Paul also had three more children with three girlfriends before he died. Their names are Paul Williams Lucas, Derrick Vinyard, and Anthony Johnson. His brother, Johny Williams, even called him a breeder.
After his death, the Williams family fought years in court for Motown royalties and agreed to split the shares. Paula was the one to hand them out to her siblings.
On the other hand, Kenneth, 11 at the time of Paul’s death, turned rebellious and was kicked out of every school. At the age of 27, he was imprisoned for strangling his great-aunt to death while high on Cocaine. When Kenneth exited prison, he discovered that Paula had spent all his shares, so he filed a lawsuit against his sister.
|Father Name||Rufus Williams|
|Mother Name||Sophia Williams|
|Brother Name||Johnny Williams|
|Girlfriend||Mary Agnes Williams (Wife)
Winnie Brown (Mistress)
|Wife Name||Mary Agnes Williams|
|Children||Kenneth, Mary, Paula, Sarita, and Paul Jr. Williams. (Mary)
Paul Williams Lucas, Anthony Johnson, and Derrick Vinyard (Three unnamed girlfriends)
Paul Williams was a talented man who was idolized and adorned by many during his time. Besides his exceptional vocals and charming smile, he was seen as a fine black man with an average height of 5’7ft.
He sported a nice body build. Even just from the picture, you can sense his oozing confidence as a performer.
On stage this Paul’s appearance is captivating. He is one of the many Black-American singers that left a lasting impact on audiences.
In 1961, the group signed a record deal under Motown Records, but The Temptations waited 3 years before one of their singles entered the Billboard Top 20. And even though Williams was the group’s lead singer during its early years, he was disregarded by David Ruffin and Eddie Kendrick, who both sang lead on The Temptations’ hit singles in 1965.
Williams was often overlooked as a lead singer, even on their B-sides and album tracks. But eventually, he was given lead vocals in some of their songs. He was also regarded as the Temptations’ best dancer, and he choreographed routines for his group and The Supremes before Cholly Atkins took it away from him.
Williams’ notable leads on Temptations songs include “Just Another Lonely Night”, “Don’t look back”, and a cover of their hit single, “Hey Girl”. One of his popular live performances was from the television special TCB on NBC where he sang “For Once in My Life”.
In 1965, Williams began an affair with The Supremes’ hairstylist, Winnie Brown, and 4 years later, the two opened a celeb fashion shop in Detroit. However, the business didn’t go well and Williams found himself owing over $80,000 in taxes.

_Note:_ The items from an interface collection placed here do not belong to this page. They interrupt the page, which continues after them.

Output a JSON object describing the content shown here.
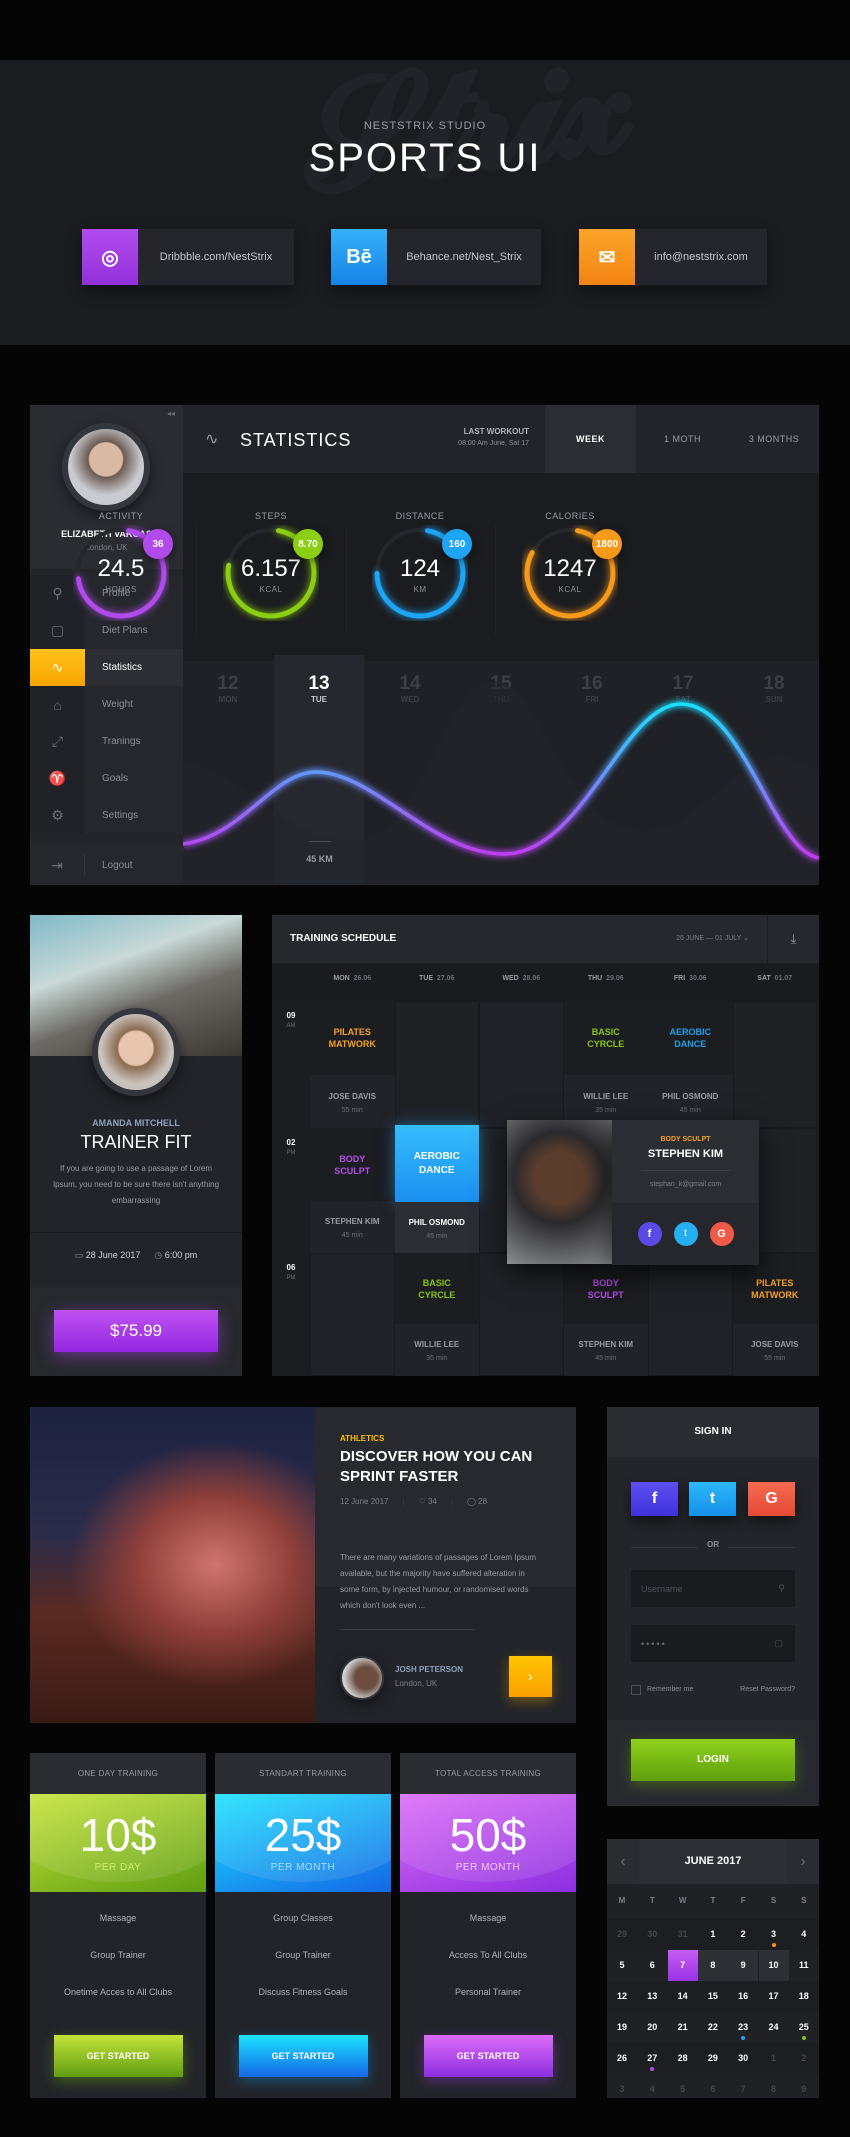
{
  "hero": {
    "studio": "NESTSTRIX STUDIO",
    "title": "SPORTS UI",
    "links": [
      {
        "icon": "dribbble-icon",
        "text": "Dribbble.com/NestStrix",
        "color": "#a43de6"
      },
      {
        "icon": "behance-icon",
        "glyph": "Bē",
        "text": "Behance.net/Nest_Strix",
        "color": "#1e9cf0"
      },
      {
        "icon": "mail-icon",
        "glyph": "✉",
        "text": "info@neststrix.com",
        "color": "#f7951d"
      }
    ]
  },
  "dashboard": {
    "user": {
      "name": "ELIZABETH VARGAS",
      "location": "London, UK"
    },
    "nav": [
      {
        "label": "Profile",
        "icon": "user-icon",
        "glyph": "⚲"
      },
      {
        "label": "Diet Plans",
        "icon": "calendar-icon",
        "glyph": "▢"
      },
      {
        "label": "Statistics",
        "icon": "pulse-icon",
        "glyph": "∿",
        "active": true
      },
      {
        "label": "Weight",
        "icon": "weight-icon",
        "glyph": "⌂"
      },
      {
        "label": "Tranings",
        "icon": "dumbbell-icon",
        "glyph": "⤢"
      },
      {
        "label": "Goals",
        "icon": "trophy-icon",
        "glyph": "♈"
      },
      {
        "label": "Settings",
        "icon": "gear-icon",
        "glyph": "⚙"
      }
    ],
    "logout": "Logout",
    "title": "STATISTICS",
    "last_workout_label": "LAST WORKOUT",
    "last_workout_time": "08:00 Am June, Sat 17",
    "tabs": [
      "WEEK",
      "1 MOTH",
      "3 MONTHS"
    ],
    "rings": [
      {
        "label": "ACTIVITY",
        "value": "24.5",
        "unit": "HOURS",
        "badge": "36",
        "color": "#b04aea",
        "progress": 0.7
      },
      {
        "label": "STEPS",
        "value": "6.157",
        "unit": "KCAL",
        "badge": "8.70",
        "color": "#8ccf12",
        "progress": 0.75
      },
      {
        "label": "DISTANCE",
        "value": "124",
        "unit": "KM",
        "badge": "160",
        "color": "#1ea5f5",
        "progress": 0.72
      },
      {
        "label": "CALORIES",
        "value": "1247",
        "unit": "KCAL",
        "badge": "1800",
        "color": "#f79a1a",
        "progress": 0.8
      }
    ],
    "days": [
      {
        "n": "12",
        "d": "MON"
      },
      {
        "n": "13",
        "d": "TUE",
        "active": true
      },
      {
        "n": "14",
        "d": "WED"
      },
      {
        "n": "15",
        "d": "THU"
      },
      {
        "n": "16",
        "d": "FRI"
      },
      {
        "n": "17",
        "d": "SAT"
      },
      {
        "n": "18",
        "d": "SUN"
      }
    ],
    "active_distance": "45 KM"
  },
  "trainer": {
    "name": "AMANDA MITCHELL",
    "title": "TRAINER FIT",
    "desc": "If you are going to use a passage of Lorem Ipsum, you need to be sure there isn't anything embarrassing",
    "date": "28 June 2017",
    "time": "6:00 pm",
    "price": "$75.99"
  },
  "schedule": {
    "title": "TRAINING SCHEDULE",
    "range": "26 JUNE — 01 JULY",
    "days": [
      {
        "d": "MON",
        "date": "26.06"
      },
      {
        "d": "TUE",
        "date": "27.06"
      },
      {
        "d": "WED",
        "date": "28.06"
      },
      {
        "d": "THU",
        "date": "29.06"
      },
      {
        "d": "FRI",
        "date": "30.06"
      },
      {
        "d": "SAT",
        "date": "01.07"
      }
    ],
    "rows": [
      {
        "hour": "09",
        "ampm": "AM",
        "items": [
          {
            "day": 0,
            "cls": "PILATES MATWORK",
            "color": "#f7a21b",
            "trainer": "JOSE DAVIS",
            "dur": "55 min"
          },
          {
            "day": 3,
            "cls": "BASIC CYRCLE",
            "color": "#8cc414",
            "trainer": "WILLIE LEE",
            "dur": "35 min"
          },
          {
            "day": 4,
            "cls": "AEROBIC DANCE",
            "color": "#1ea0e8",
            "trainer": "PHIL OSMOND",
            "dur": "45 min"
          }
        ]
      },
      {
        "hour": "02",
        "ampm": "PM",
        "items": [
          {
            "day": 0,
            "cls": "BODY SCULPT",
            "color": "#b44de8",
            "trainer": "STEPHEN KIM",
            "dur": "45 min"
          },
          {
            "day": 1,
            "cls": "AEROBIC DANCE",
            "color": "#ffffff",
            "trainer": "PHIL OSMOND",
            "dur": "45 min",
            "active": true
          }
        ]
      },
      {
        "hour": "06",
        "ampm": "PM",
        "items": [
          {
            "day": 1,
            "cls": "BASIC CYRCLE",
            "color": "#8cc414",
            "trainer": "WILLIE LEE",
            "dur": "35 min"
          },
          {
            "day": 3,
            "cls": "BODY SCULPT",
            "color": "#b44de8",
            "trainer": "STEPHEN KIM",
            "dur": "45 min"
          },
          {
            "day": 5,
            "cls": "PILATES MATWORK",
            "color": "#f7a21b",
            "trainer": "JOSE DAVIS",
            "dur": "55 min"
          }
        ]
      }
    ],
    "popup": {
      "cls": "BODY SCULPT",
      "name": "STEPHEN KIM",
      "email": "stephan_k@gmail.com"
    }
  },
  "article": {
    "category": "ATHLETICS",
    "title": "DISCOVER HOW YOU CAN SPRINT FASTER",
    "date": "12 June 2017",
    "likes": "34",
    "comments": "28",
    "body": "There are many variations of passages of Lorem Ipsum available, but the majority have suffered alteration in some form, by injected humour, or randomised words which don't look even ...",
    "author": "JOSH PETERSON",
    "author_loc": "London, UK"
  },
  "signin": {
    "title": "SIGN IN",
    "or": "OR",
    "username_placeholder": "Username",
    "password_value": "•••••",
    "remember": "Remember me",
    "reset": "Reset Password?",
    "login": "LOGIN"
  },
  "pricing": [
    {
      "title": "ONE DAY TRAINING",
      "price": "10$",
      "per": "PER DAY",
      "features": [
        "Massage",
        "Group Trainer",
        "Onetime Acces to All Clubs"
      ],
      "cta": "GET STARTED",
      "color": "#7cc414"
    },
    {
      "title": "STANDART TRAINING",
      "price": "25$",
      "per": "PER MONTH",
      "features": [
        "Group Classes",
        "Group Trainer",
        "Discuss Fitness Goals"
      ],
      "cta": "GET STARTED",
      "color": "#1ea0f5"
    },
    {
      "title": "TOTAL ACCESS TRAINING",
      "price": "50$",
      "per": "PER MONTH",
      "features": [
        "Massage",
        "Access To All Clubs",
        "Personal Trainer"
      ],
      "cta": "GET STARTED",
      "color": "#a93fe8"
    }
  ],
  "calendar": {
    "month": "JUNE 2017",
    "weekdays": [
      "M",
      "T",
      "W",
      "T",
      "F",
      "S",
      "S"
    ],
    "weeks": [
      [
        "29",
        "30",
        "31",
        "1",
        "2",
        "3",
        "4"
      ],
      [
        "5",
        "6",
        "7",
        "8",
        "9",
        "10",
        "11"
      ],
      [
        "12",
        "13",
        "14",
        "15",
        "16",
        "17",
        "18"
      ],
      [
        "19",
        "20",
        "21",
        "22",
        "23",
        "24",
        "25"
      ],
      [
        "26",
        "27",
        "28",
        "29",
        "30",
        "1",
        "2"
      ],
      [
        "3",
        "4",
        "5",
        "6",
        "7",
        "8",
        "9"
      ]
    ],
    "selected": "7",
    "range": [
      "8",
      "9",
      "10"
    ],
    "dots": {
      "3": "#f7951d",
      "23": "#1ea0f5",
      "25": "#7cc414",
      "27": "#b04aea"
    }
  }
}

Since Williams suffered from sickle-cell anemia and alcohol addiction on tour, his condition got worse to the point that he at times could not perform, and the other four Temptations had to alternate between confiscating his alcohol stashes and keeping oxygen tanks throughout the tour.

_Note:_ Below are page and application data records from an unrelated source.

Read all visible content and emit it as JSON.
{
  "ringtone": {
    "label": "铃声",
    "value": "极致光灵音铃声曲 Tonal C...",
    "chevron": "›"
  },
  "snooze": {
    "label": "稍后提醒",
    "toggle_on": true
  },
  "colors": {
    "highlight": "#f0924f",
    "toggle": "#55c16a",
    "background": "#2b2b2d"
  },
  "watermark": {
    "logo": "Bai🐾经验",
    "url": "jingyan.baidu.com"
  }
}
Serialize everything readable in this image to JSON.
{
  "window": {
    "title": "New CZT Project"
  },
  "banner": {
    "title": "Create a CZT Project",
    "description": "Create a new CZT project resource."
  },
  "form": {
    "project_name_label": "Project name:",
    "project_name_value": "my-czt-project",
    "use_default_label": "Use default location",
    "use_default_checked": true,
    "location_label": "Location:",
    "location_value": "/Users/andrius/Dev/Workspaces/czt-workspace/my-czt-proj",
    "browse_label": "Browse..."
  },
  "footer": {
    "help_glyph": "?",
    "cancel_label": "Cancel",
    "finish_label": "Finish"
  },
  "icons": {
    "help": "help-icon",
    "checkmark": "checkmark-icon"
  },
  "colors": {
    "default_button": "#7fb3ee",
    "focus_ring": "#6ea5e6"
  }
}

Since Williams’ vocals changed due to his respiratory illness and alcoholism, the Temptations had no choice but to replace him. Richard Street, the then-lead singer of The Monitors, was hired to take all of Williams’ parts from backstage behind a curtain.

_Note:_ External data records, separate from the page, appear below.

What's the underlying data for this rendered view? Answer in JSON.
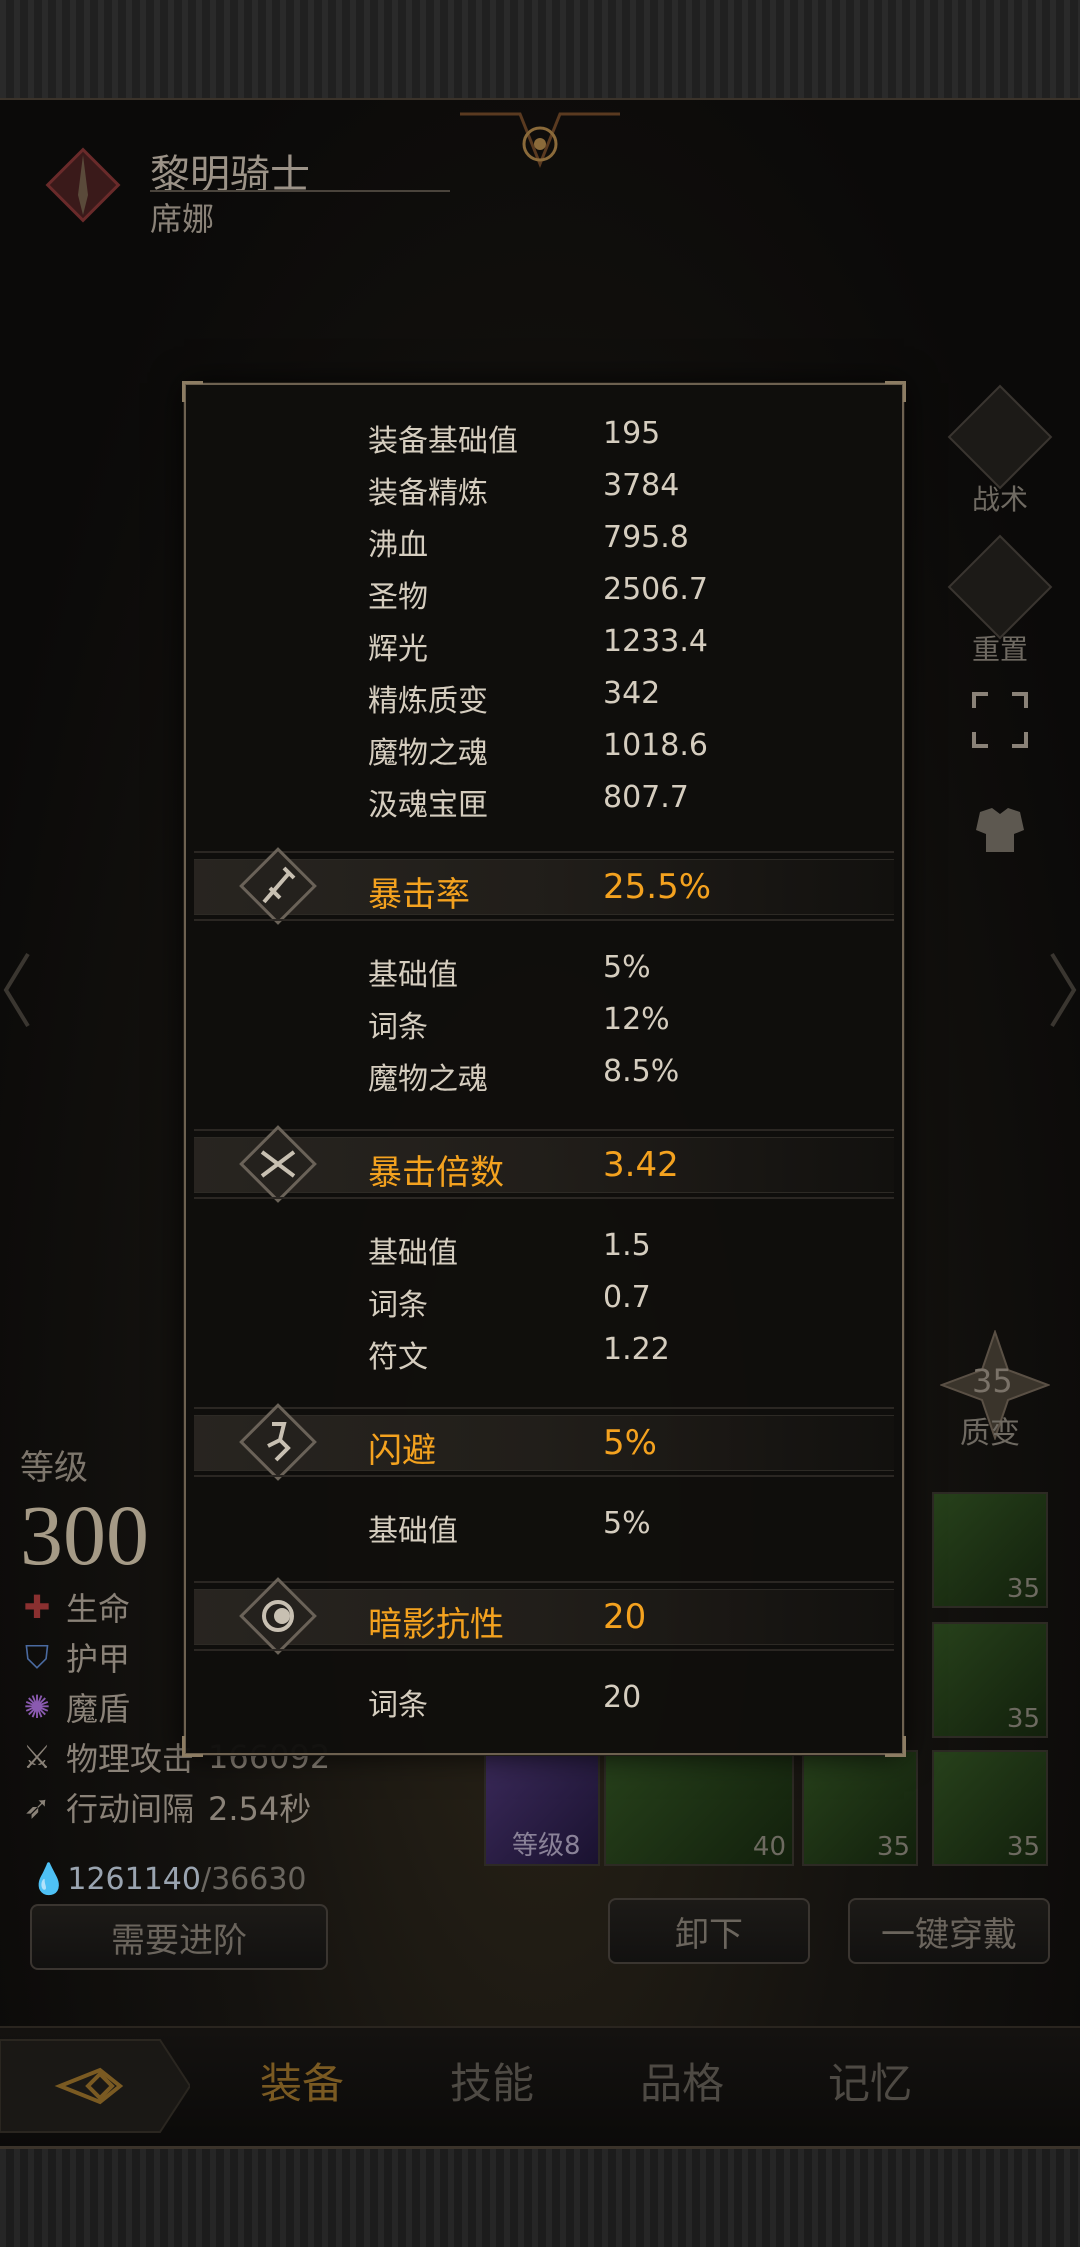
{
  "hero": {
    "title": "黎明骑士",
    "subtitle": "席娜"
  },
  "side_buttons": [
    {
      "label": "战术",
      "icon": "tactics-icon"
    },
    {
      "label": "重置",
      "icon": "helmet-icon"
    },
    {
      "label": "",
      "icon": "fullscreen-icon"
    },
    {
      "label": "",
      "icon": "armor-icon"
    }
  ],
  "quality": {
    "value": "35",
    "label": "质变"
  },
  "level": {
    "label": "等级",
    "value": "300"
  },
  "stats": [
    {
      "icon": "health-icon",
      "label": "生命",
      "value": ""
    },
    {
      "icon": "shield-icon",
      "label": "护甲",
      "value": ""
    },
    {
      "icon": "magic-shield-icon",
      "label": "魔盾",
      "value": ""
    },
    {
      "icon": "sword-icon",
      "label": "物理攻击",
      "value": "166092"
    },
    {
      "icon": "speed-icon",
      "label": "行动间隔",
      "value": "2.54秒"
    }
  ],
  "currency": {
    "current": "1261140",
    "required": "/36630"
  },
  "buttons": {
    "advance": "需要进阶",
    "unequip": "卸下",
    "equip_all": "一键穿戴"
  },
  "slots": [
    {
      "num": "35"
    },
    {
      "num": "35"
    },
    {
      "num": "等级8"
    },
    {
      "num": "40"
    },
    {
      "num": "35"
    },
    {
      "num": "35"
    }
  ],
  "tabs": [
    "装备",
    "技能",
    "品格",
    "记忆"
  ],
  "popup": {
    "top_rows": [
      {
        "k": "装备基础值",
        "v": "195"
      },
      {
        "k": "装备精炼",
        "v": "3784"
      },
      {
        "k": "沸血",
        "v": "795.8"
      },
      {
        "k": "圣物",
        "v": "2506.7"
      },
      {
        "k": "辉光",
        "v": "1233.4"
      },
      {
        "k": "精炼质变",
        "v": "342"
      },
      {
        "k": "魔物之魂",
        "v": "1018.6"
      },
      {
        "k": "汲魂宝匣",
        "v": "807.7"
      }
    ],
    "sections": [
      {
        "name": "暴击率",
        "value": "25.5%",
        "icon": "crit-rate-icon",
        "rows": [
          {
            "k": "基础值",
            "v": "5%"
          },
          {
            "k": "词条",
            "v": "12%"
          },
          {
            "k": "魔物之魂",
            "v": "8.5%"
          }
        ]
      },
      {
        "name": "暴击倍数",
        "value": "3.42",
        "icon": "crit-multiplier-icon",
        "rows": [
          {
            "k": "基础值",
            "v": "1.5"
          },
          {
            "k": "词条",
            "v": "0.7"
          },
          {
            "k": "符文",
            "v": "1.22"
          }
        ]
      },
      {
        "name": "闪避",
        "value": "5%",
        "icon": "dodge-icon",
        "rows": [
          {
            "k": "基础值",
            "v": "5%"
          }
        ]
      },
      {
        "name": "暗影抗性",
        "value": "20",
        "icon": "shadow-resist-icon",
        "rows": [
          {
            "k": "词条",
            "v": "20"
          }
        ]
      }
    ]
  }
}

In April 1971, Williams finally went to a doctor and discovered a spot on his liver, which led him to finally leave the group. In support of Williams’ recovery, he was still paid a one-fifth share of the group’s royalties and kept on the payroll for two consecutive years.
Cause Of Death
Thousands of fans were shocked at the news of Paul William’s passing on August 17, 1973. At the age of 34, Williams was found dead in a car at an alley in Detriot, Michigan after leaving the house of his girlfriend at the time. A gun was found near his body.
Otis Williams told the public that Williams had shared his suicidal thoughts with him and Melvin Franklin a few months before his death. Soon after, authorities ruled his death as a suicide.
His former bandmates attended the funeral that was held on August 24. Williams’ grave is at Lincoln Memorial Park Cemetery, Clinton Township, Macomb County, Michigan.
To this day, the Williams family refuses to accept the ruling as they suspect foul play in Paul Williams’ death.